Work task: Find each line of the entries with the string "time", please, and copy it.
[Source material Boundary: Start]
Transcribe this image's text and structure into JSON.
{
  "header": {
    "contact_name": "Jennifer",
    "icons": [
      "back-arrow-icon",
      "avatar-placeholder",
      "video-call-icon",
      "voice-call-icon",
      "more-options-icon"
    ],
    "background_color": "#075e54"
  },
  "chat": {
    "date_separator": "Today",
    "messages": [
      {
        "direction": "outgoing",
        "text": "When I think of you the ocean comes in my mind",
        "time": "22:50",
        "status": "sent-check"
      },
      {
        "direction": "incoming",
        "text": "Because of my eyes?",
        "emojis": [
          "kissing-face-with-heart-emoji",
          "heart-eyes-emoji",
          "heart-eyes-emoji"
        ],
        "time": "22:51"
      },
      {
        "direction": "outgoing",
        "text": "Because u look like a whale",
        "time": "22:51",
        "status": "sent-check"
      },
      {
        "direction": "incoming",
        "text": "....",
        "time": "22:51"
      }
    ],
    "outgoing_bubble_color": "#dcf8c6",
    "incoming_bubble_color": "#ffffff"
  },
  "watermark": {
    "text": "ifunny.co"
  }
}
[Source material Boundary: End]
Completed exercise:
        "time": "22:50",
        "time": "22:51"
        "time": "22:51",
        "time": "22:51"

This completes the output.